After weeks of ugly headlines, the worst of the fallout may just be starting for Wells Fargo, according to a new study on the bank’s troubles.
Bank of America dedicated an entire slide of its quarterly earnings presentation to digital banking trends as a focus on consumer finance tech grows.
The bank posted earnings of 81 cents per share on revenue of $8.9 billion.
The bank posted earnings of 41 cents a share on revenue of $21.64 billion.
The bank topped analysts’ forecasts in its first earnings report since its phony accounts scandal, but the firm revealed that its consumer business may be taking a hit.
“There was clearly something wrong, and we will make the necessary changes to fix it,” Wells Fargo’s new CEO Tim Sloan pledges.
The scandal served as a reminder of how far banks have to go yet to recover the public trust they lost after the 2008 financial crisis.
Wells Fargo share prices rose after CEO John Stumpf stepped down, putting the stock on pace to rise above $46 a share in Thursday’s session.

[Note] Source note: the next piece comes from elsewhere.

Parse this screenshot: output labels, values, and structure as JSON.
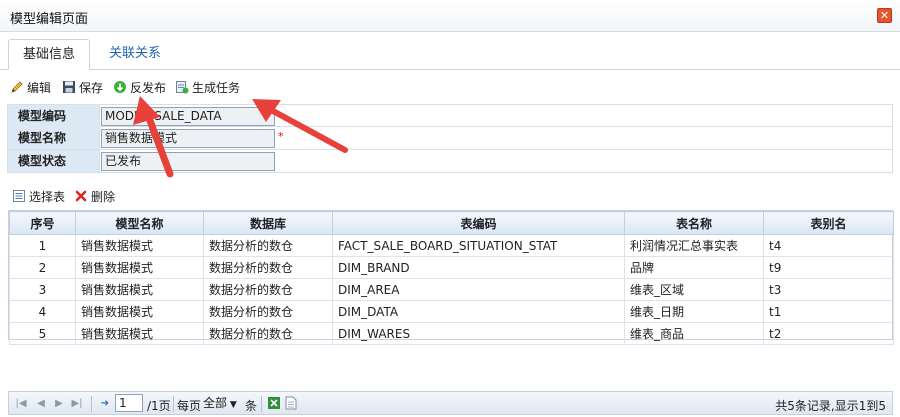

Wells Fargo’s board “should’ve started this investigation years ago, certainly months ago,” management expert Jeffrey Sonnenfeld tells CNBC.
The good news for banks is that most people have more faith in them than in Congress and the media. The bad news is that’s still not very good.
A war of words has escalated between the supporters and detractors of troubled German lender Deutsche Bank.
A bailout of Deutsche Bank won’t happen for political reasons, according to risk consultancy Eurasia Group.
Deutsche Bank Chief Executive John Cryan on Friday moved to reassure staff after shares in Germany’s largest lender hit an historic low amid.
Only a substantial intervention by the German government can stop the collapse of the country’s largest lender, according to one analyst.